Fire Induced Thermal and Structural Response of the World Trade Center Towers
Kuldeep R. Prasad, Anthony P. Hamins, Therese P. McAllister, John L. Gross
Over the past several years, there has been a resurgence of interest in studying the response of building structures to fires. Typically, the thermal loading for structural analysis of a building subject to fire is obtained from a standard time-temperature curve or by assuming a spatially uniform enclosure temperature. This decouples the structural analysis from the fire simulations and as a result the structural response to spatially and temporally evolving fires cannot be predicted. Simulations of the effects of severe fires on the structural integrity of buildings requires a close coupling between the gas phase energy release and transport phenomena and the stress analysis in the load bearing materials. A methodology has been developed for coupling CFD simulations of fire growth with finite element models for thermal and structural analysis.

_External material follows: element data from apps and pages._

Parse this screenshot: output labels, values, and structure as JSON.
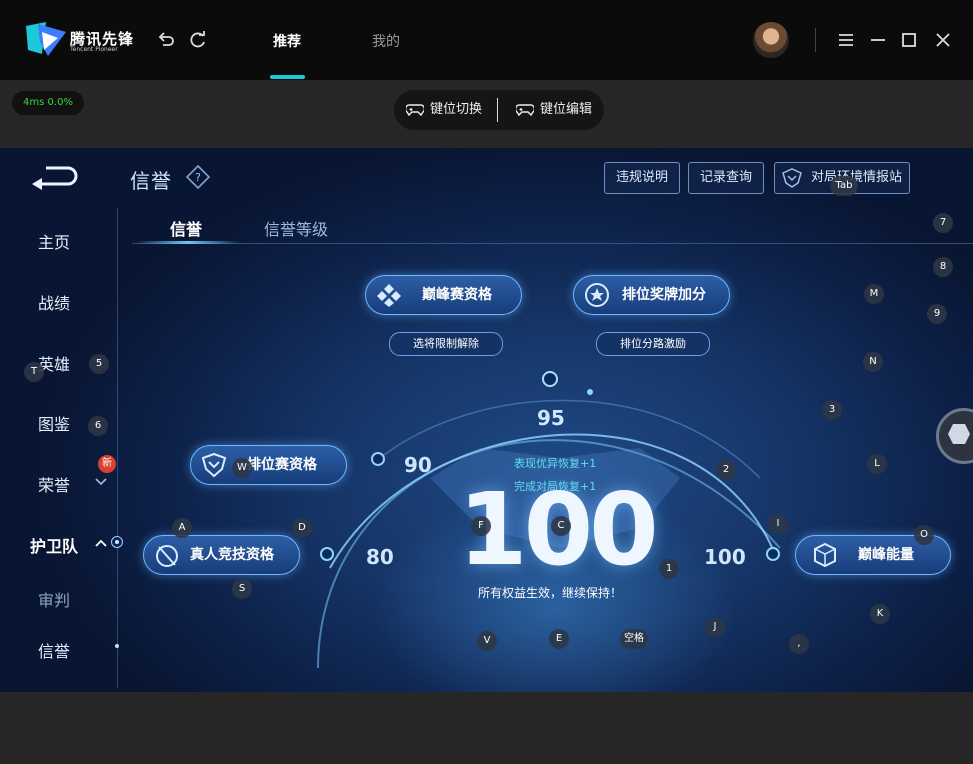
{
  "app": {
    "brand_cn": "腾讯先锋",
    "brand_en": "Tencent Pioneer",
    "tabs": [
      {
        "label": "推荐",
        "active": true
      },
      {
        "label": "我的",
        "active": false
      }
    ],
    "accent": "#1ec8d8"
  },
  "toolbar": {
    "latency": "4ms  0.0%",
    "key_switch": "键位切换",
    "key_edit": "键位编辑"
  },
  "game": {
    "page_title": "信誉",
    "header_buttons": [
      "违规说明",
      "记录查询",
      "对局环境情报站"
    ],
    "sidebar": [
      {
        "label": "主页"
      },
      {
        "label": "战绩"
      },
      {
        "label": "英雄"
      },
      {
        "label": "图鉴"
      },
      {
        "label": "荣誉",
        "badge": "新"
      },
      {
        "label": "护卫队",
        "active": true
      },
      {
        "label": "审判"
      },
      {
        "label": "信誉"
      }
    ],
    "subtabs": [
      {
        "label": "信誉",
        "active": true
      },
      {
        "label": "信誉等级",
        "active": false
      }
    ],
    "qualifications": {
      "peak": "巅峰赛资格",
      "peak_sub": "选将限制解除",
      "rank_bonus": "排位奖牌加分",
      "rank_bonus_sub": "排位分路激励",
      "ranked": "排位赛资格",
      "human_match": "真人竞技资格",
      "peak_energy": "巅峰能量"
    },
    "scores": {
      "current": "100",
      "t80": "80",
      "t90": "90",
      "t95": "95",
      "t100": "100"
    },
    "recover_1": "表现优异恢复+1",
    "recover_2": "完成对局恢复+1",
    "status_msg": "所有权益生效，继续保持！"
  },
  "keymap": {
    "Tab": "Tab",
    "7": "7",
    "8": "8",
    "M": "M",
    "9": "9",
    "T": "T",
    "k5": "5",
    "N": "N",
    "k3": "3",
    "k6": "6",
    "W": "W",
    "k2": "2",
    "L": "L",
    "A": "A",
    "D": "D",
    "F": "F",
    "C": "C",
    "I": "I",
    "O": "O",
    "S": "S",
    "k1": "1",
    "K": "K",
    "J": "J",
    "V": "V",
    "E": "E",
    "space": "空格",
    "comma": ","
  }
}
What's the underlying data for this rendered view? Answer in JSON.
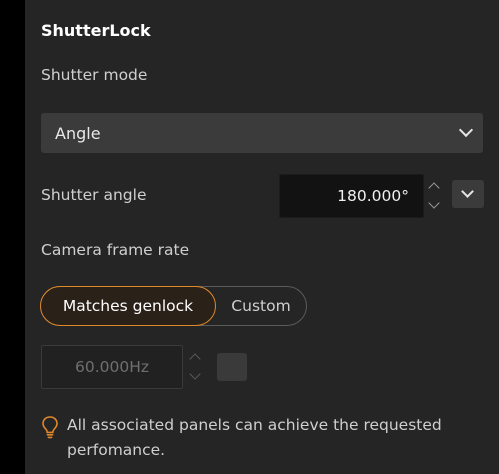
{
  "panel": {
    "title": "ShutterLock"
  },
  "shutter_mode": {
    "label": "Shutter mode",
    "selected": "Angle",
    "chevron_icon": "chevron-down-icon"
  },
  "shutter_angle": {
    "label": "Shutter angle",
    "value": "180.000°"
  },
  "frame_rate": {
    "label": "Camera frame rate",
    "options": [
      {
        "label": "Matches genlock",
        "active": true
      },
      {
        "label": "Custom",
        "active": false
      }
    ],
    "value": "60.000Hz",
    "disabled": true
  },
  "note": {
    "icon": "lightbulb-icon",
    "text": "All associated panels can achieve the requested perfomance."
  },
  "colors": {
    "accent": "#e0892a",
    "panel_bg": "#252525",
    "field_bg": "#121212"
  }
}
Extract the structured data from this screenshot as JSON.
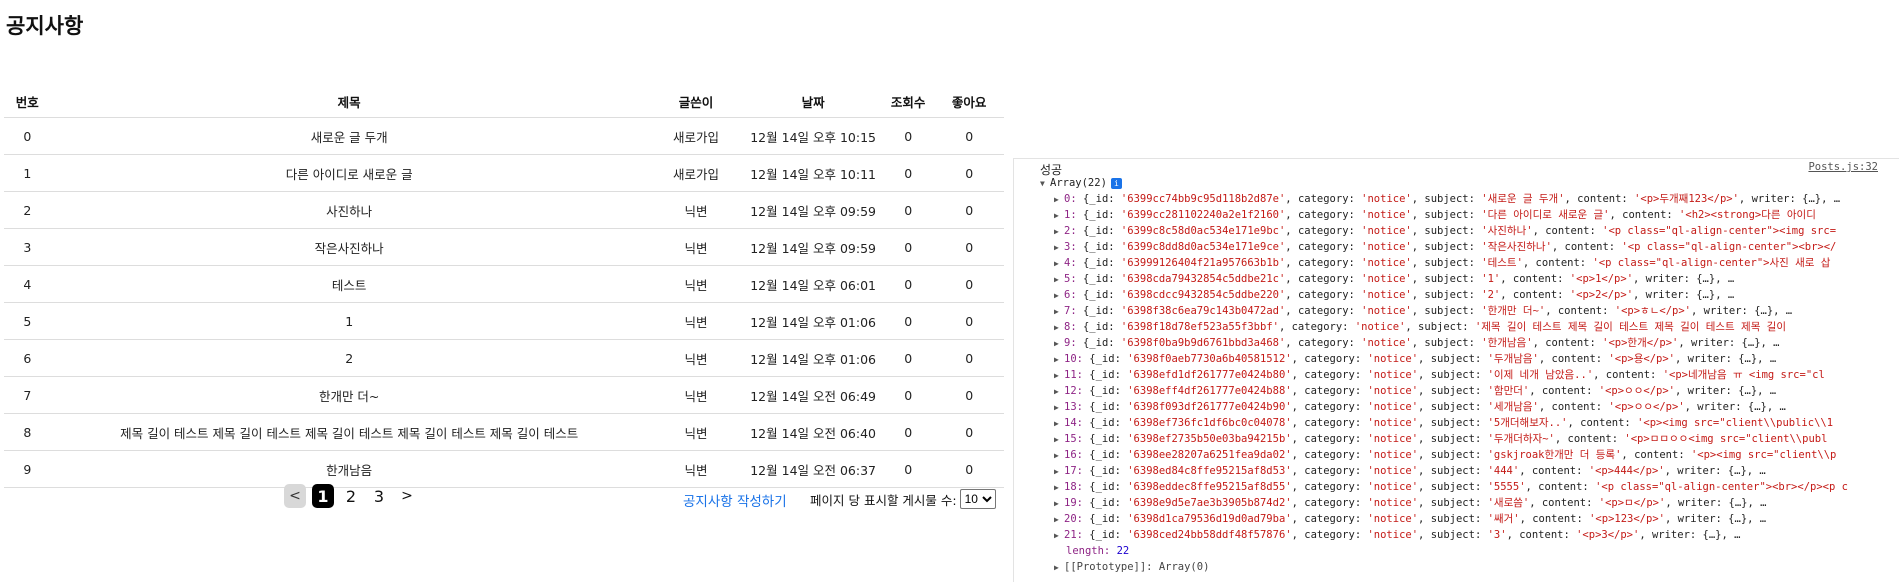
{
  "page": {
    "title": "공지사항"
  },
  "table": {
    "headers": {
      "no": "번호",
      "subject": "제목",
      "writer": "글쓴이",
      "date": "날짜",
      "views": "조회수",
      "likes": "좋아요"
    },
    "rows": [
      {
        "no": "0",
        "subject": "새로운 글 두개",
        "writer": "새로가입",
        "date": "12월 14일 오후 10:15",
        "views": "0",
        "likes": "0"
      },
      {
        "no": "1",
        "subject": "다른 아이디로 새로운 글",
        "writer": "새로가입",
        "date": "12월 14일 오후 10:11",
        "views": "0",
        "likes": "0"
      },
      {
        "no": "2",
        "subject": "사진하나",
        "writer": "닉변",
        "date": "12월 14일 오후 09:59",
        "views": "0",
        "likes": "0"
      },
      {
        "no": "3",
        "subject": "작은사진하나",
        "writer": "닉변",
        "date": "12월 14일 오후 09:59",
        "views": "0",
        "likes": "0"
      },
      {
        "no": "4",
        "subject": "테스트",
        "writer": "닉변",
        "date": "12월 14일 오후 06:01",
        "views": "0",
        "likes": "0"
      },
      {
        "no": "5",
        "subject": "1",
        "writer": "닉변",
        "date": "12월 14일 오후 01:06",
        "views": "0",
        "likes": "0"
      },
      {
        "no": "6",
        "subject": "2",
        "writer": "닉변",
        "date": "12월 14일 오후 01:06",
        "views": "0",
        "likes": "0"
      },
      {
        "no": "7",
        "subject": "한개만 더~",
        "writer": "닉변",
        "date": "12월 14일 오전 06:49",
        "views": "0",
        "likes": "0"
      },
      {
        "no": "8",
        "subject": "제목 길이 테스트 제목 길이 테스트 제목 길이 테스트 제목 길이 테스트 제목 길이 테스트",
        "writer": "닉변",
        "date": "12월 14일 오전 06:40",
        "views": "0",
        "likes": "0"
      },
      {
        "no": "9",
        "subject": "한개남음",
        "writer": "닉변",
        "date": "12월 14일 오전 06:37",
        "views": "0",
        "likes": "0"
      }
    ]
  },
  "pagination": {
    "prev": "<",
    "pages": [
      "1",
      "2",
      "3"
    ],
    "active": "1",
    "next": ">"
  },
  "actions": {
    "write_link": "공지사항 작성하기",
    "per_page_label": "페이지 당 표시할 게시물 수:",
    "per_page_value": "10",
    "per_page_options": [
      "10"
    ]
  },
  "console": {
    "message": "성공",
    "source": "Posts.js:32",
    "array_header": "Array(22)",
    "length_label": "length:",
    "length_value": "22",
    "prototype": "[[Prototype]]: Array(0)",
    "entries": [
      {
        "idx": "0:",
        "id": "'6399cc74bb9c95d118b2d87e'",
        "category": "'notice'",
        "subject": "'새로운 글 두개'",
        "content": "'<p>두개째123</p>'",
        "tail": ", writer: {…}, …"
      },
      {
        "idx": "1:",
        "id": "'6399cc281102240a2e1f2160'",
        "category": "'notice'",
        "subject": "'다른 아이디로 새로운 글'",
        "content": "'<h2><strong>다른 아이디",
        "tail": ""
      },
      {
        "idx": "2:",
        "id": "'6399c8c58d0ac534e171e9bc'",
        "category": "'notice'",
        "subject": "'사진하나'",
        "content": "'<p class=\"ql-align-center\"><img src=",
        "tail": ""
      },
      {
        "idx": "3:",
        "id": "'6399c8dd8d0ac534e171e9ce'",
        "category": "'notice'",
        "subject": "'작은사진하나'",
        "content": "'<p class=\"ql-align-center\"><br></",
        "tail": ""
      },
      {
        "idx": "4:",
        "id": "'63999126404f21a957663b1b'",
        "category": "'notice'",
        "subject": "'테스트'",
        "content": "'<p class=\"ql-align-center\">사진 새로 삽",
        "tail": ""
      },
      {
        "idx": "5:",
        "id": "'6398cda79432854c5ddbe21c'",
        "category": "'notice'",
        "subject": "'1'",
        "content": "'<p>1</p>'",
        "tail": ", writer: {…}, …"
      },
      {
        "idx": "6:",
        "id": "'6398cdcc9432854c5ddbe220'",
        "category": "'notice'",
        "subject": "'2'",
        "content": "'<p>2</p>'",
        "tail": ", writer: {…}, …"
      },
      {
        "idx": "7:",
        "id": "'6398f38c6ea79c143b0472ad'",
        "category": "'notice'",
        "subject": "'한개만 더~'",
        "content": "'<p>ㅎㄴ</p>'",
        "tail": ", writer: {…}, …"
      },
      {
        "idx": "8:",
        "id": "'6398f18d78ef523a55f3bbf'",
        "category": "'notice'",
        "subject": "'제목 길이 테스트 제목 길이 테스트 제목 길이 테스트 제목 길이",
        "content": "",
        "tail": ""
      },
      {
        "idx": "9:",
        "id": "'6398f0ba9b9d6761bbd3a468'",
        "category": "'notice'",
        "subject": "'한개남음'",
        "content": "'<p>한개</p>'",
        "tail": ", writer: {…}, …"
      },
      {
        "idx": "10:",
        "id": "'6398f0aeb7730a6b40581512'",
        "category": "'notice'",
        "subject": "'두개남음'",
        "content": "'<p>용</p>'",
        "tail": ", writer: {…}, …"
      },
      {
        "idx": "11:",
        "id": "'6398efd1df261777e0424b80'",
        "category": "'notice'",
        "subject": "'이제 네개 남았음..'",
        "content": "'<p>네개남음 ㅠ <img src=\"cl",
        "tail": ""
      },
      {
        "idx": "12:",
        "id": "'6398eff4df261777e0424b88'",
        "category": "'notice'",
        "subject": "'함만더'",
        "content": "'<p>ㅇㅇ</p>'",
        "tail": ", writer: {…}, …"
      },
      {
        "idx": "13:",
        "id": "'6398f093df261777e0424b90'",
        "category": "'notice'",
        "subject": "'세개남음'",
        "content": "'<p>ㅇㅇ</p>'",
        "tail": ", writer: {…}, …"
      },
      {
        "idx": "14:",
        "id": "'6398ef736fc1df6bc0c04078'",
        "category": "'notice'",
        "subject": "'5개더해보자..'",
        "content": "'<p><img src=\"client\\\\public\\\\1",
        "tail": ""
      },
      {
        "idx": "15:",
        "id": "'6398ef2735b50e03ba94215b'",
        "category": "'notice'",
        "subject": "'두개더하자~'",
        "content": "'<p>ㅁㅁㅇㅇ<img src=\"client\\\\publ",
        "tail": ""
      },
      {
        "idx": "16:",
        "id": "'6398ee28207a6251fea9da02'",
        "category": "'notice'",
        "subject": "'gskjroak한개만 더 등록'",
        "content": "'<p><img src=\"client\\\\p",
        "tail": ""
      },
      {
        "idx": "17:",
        "id": "'6398ed84c8ffe95215af8d53'",
        "category": "'notice'",
        "subject": "'444'",
        "content": "'<p>444</p>'",
        "tail": ", writer: {…}, …"
      },
      {
        "idx": "18:",
        "id": "'6398eddec8ffe95215af8d55'",
        "category": "'notice'",
        "subject": "'5555'",
        "content": "'<p class=\"ql-align-center\"><br></p><p c",
        "tail": ""
      },
      {
        "idx": "19:",
        "id": "'6398e9d5e7ae3b3905b874d2'",
        "category": "'notice'",
        "subject": "'새로씀'",
        "content": "'<p>ㅁ</p>'",
        "tail": ", writer: {…}, …"
      },
      {
        "idx": "20:",
        "id": "'6398d1ca79536d19d0ad79ba'",
        "category": "'notice'",
        "subject": "'쌔거'",
        "content": "'<p>123</p>'",
        "tail": ", writer: {…}, …"
      },
      {
        "idx": "21:",
        "id": "'6398ced24bb58ddf48f57876'",
        "category": "'notice'",
        "subject": "'3'",
        "content": "'<p>3</p>'",
        "tail": ", writer: {…}, …"
      }
    ]
  }
}
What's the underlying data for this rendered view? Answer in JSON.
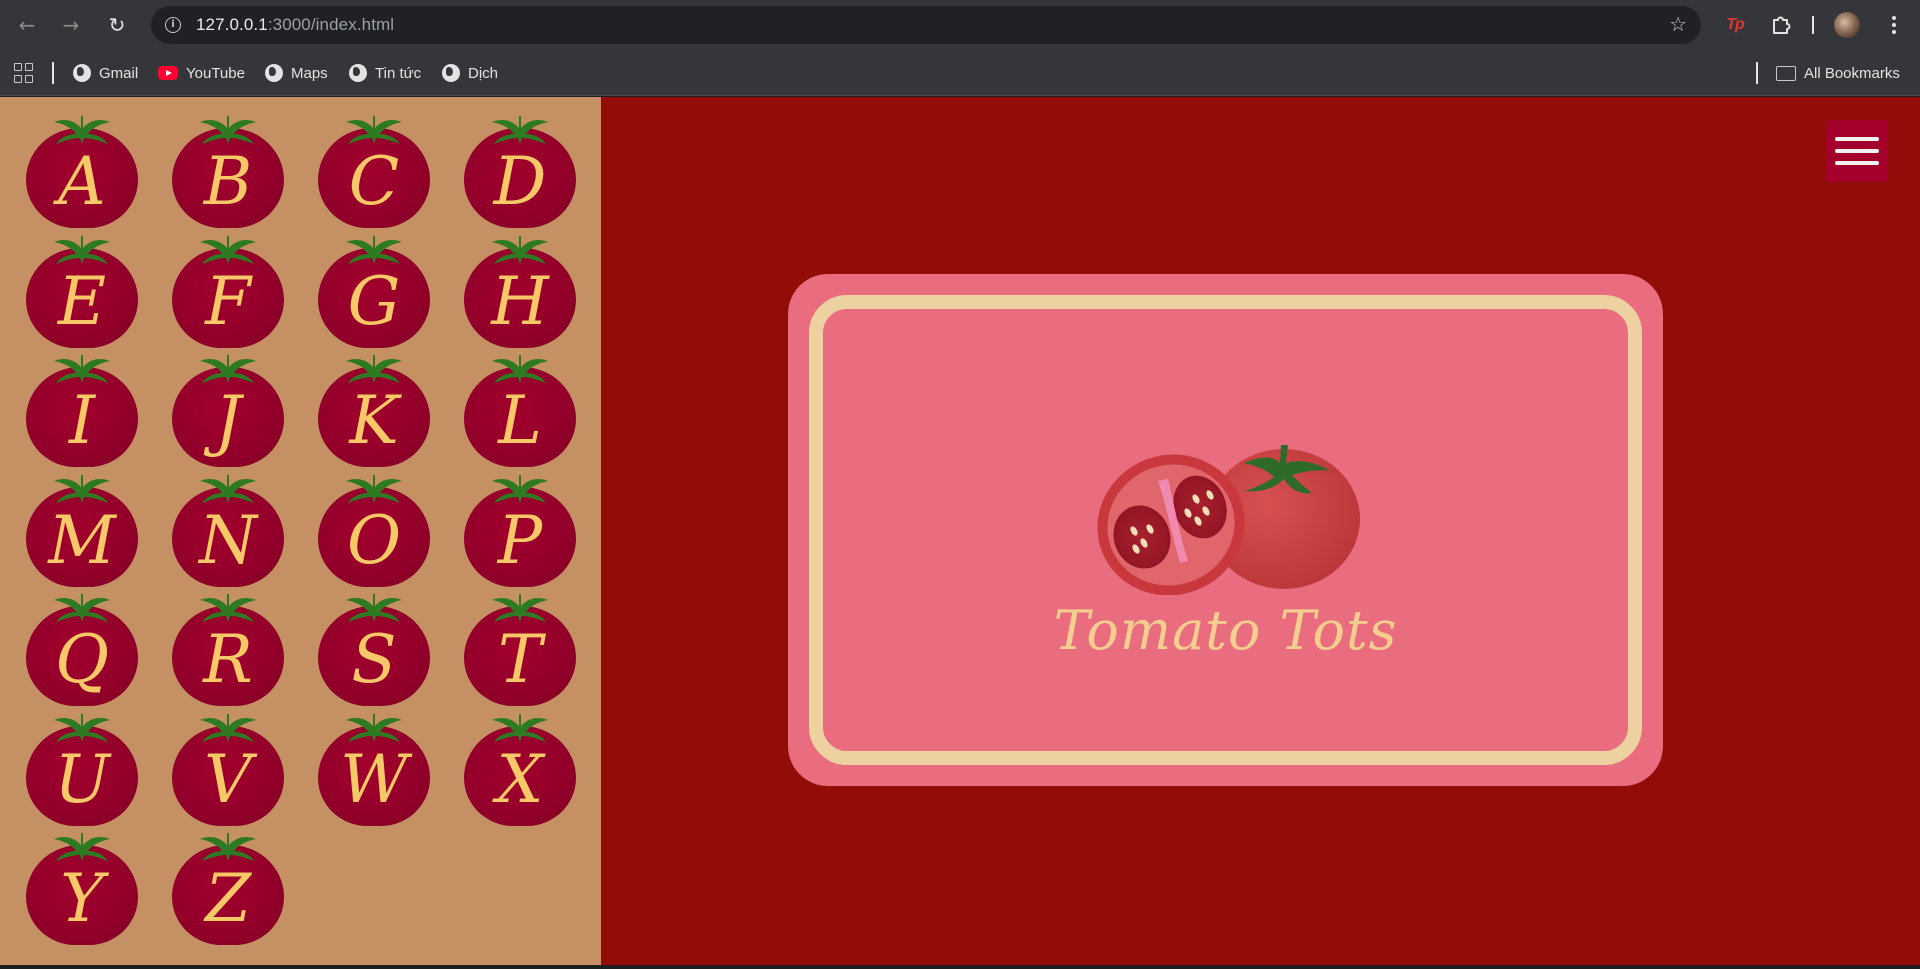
{
  "browser": {
    "url_host": "127.0.0.1",
    "url_path": ":3000/index.html",
    "bookmarks": [
      {
        "label": "Gmail",
        "icon": "globe-icon"
      },
      {
        "label": "YouTube",
        "icon": "youtube-icon"
      },
      {
        "label": "Maps",
        "icon": "globe-icon"
      },
      {
        "label": "Tin tức",
        "icon": "globe-icon"
      },
      {
        "label": "Dịch",
        "icon": "globe-icon"
      }
    ],
    "all_bookmarks_label": "All Bookmarks",
    "extension_label": "Tp"
  },
  "sidebar": {
    "letters": [
      "A",
      "B",
      "C",
      "D",
      "E",
      "F",
      "G",
      "H",
      "I",
      "J",
      "K",
      "L",
      "M",
      "N",
      "O",
      "P",
      "Q",
      "R",
      "S",
      "T",
      "U",
      "V",
      "W",
      "X",
      "Y",
      "Z"
    ]
  },
  "main": {
    "title": "Tomato Tots"
  },
  "colors": {
    "page_background": "#930d08",
    "sidebar_background": "#c49064",
    "tomato_tile": "#92002a",
    "letter_color": "#f7c867",
    "card_background": "#e96d7f",
    "card_frame": "#edd1a1",
    "title_color": "#f4cd8f",
    "menu_button": "#a4002c"
  }
}
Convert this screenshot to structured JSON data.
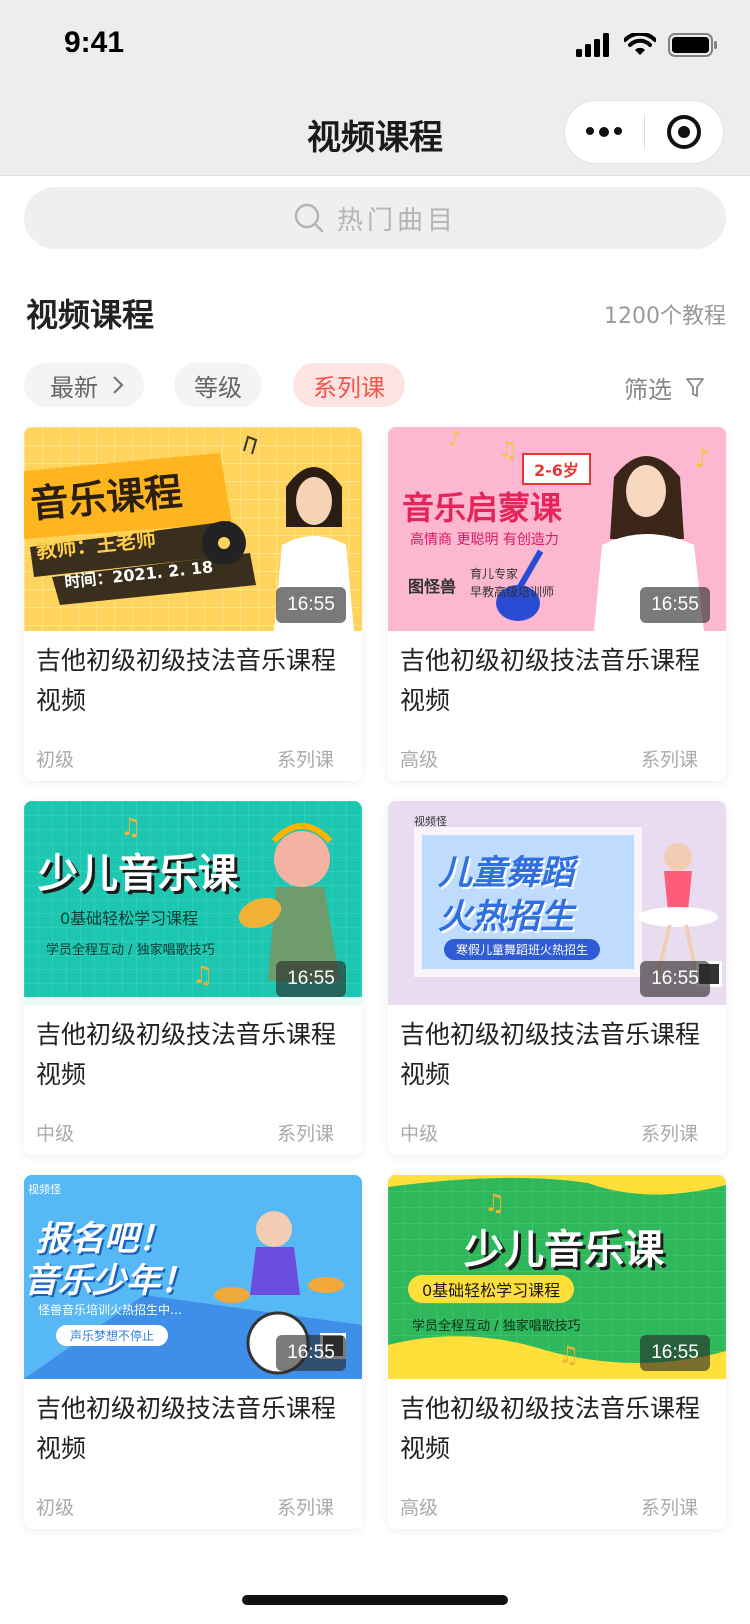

A simple radiative transport model that assumes the compartment is divided locally into a hot, soot laden upper layer and a cool, relatively clear lower layer is employed to predict radiative fluxes incident on sub-grid scale structural members. Thermal responses for realistic fire simulations of various steel structural components on floors of World Trade Center Tower 1 that were subjected to aircraft impact damage and fires are presented. One of the most striking observations that emerges from these results is the wide variation of time-temperature curves at different points in the structure and the lack of resemblance of these curves to the standard time-temperature curve used in furnace tests of structural elements. The thermal response was used to compute the reduction in load carrying capacity of the structural components as a function of time.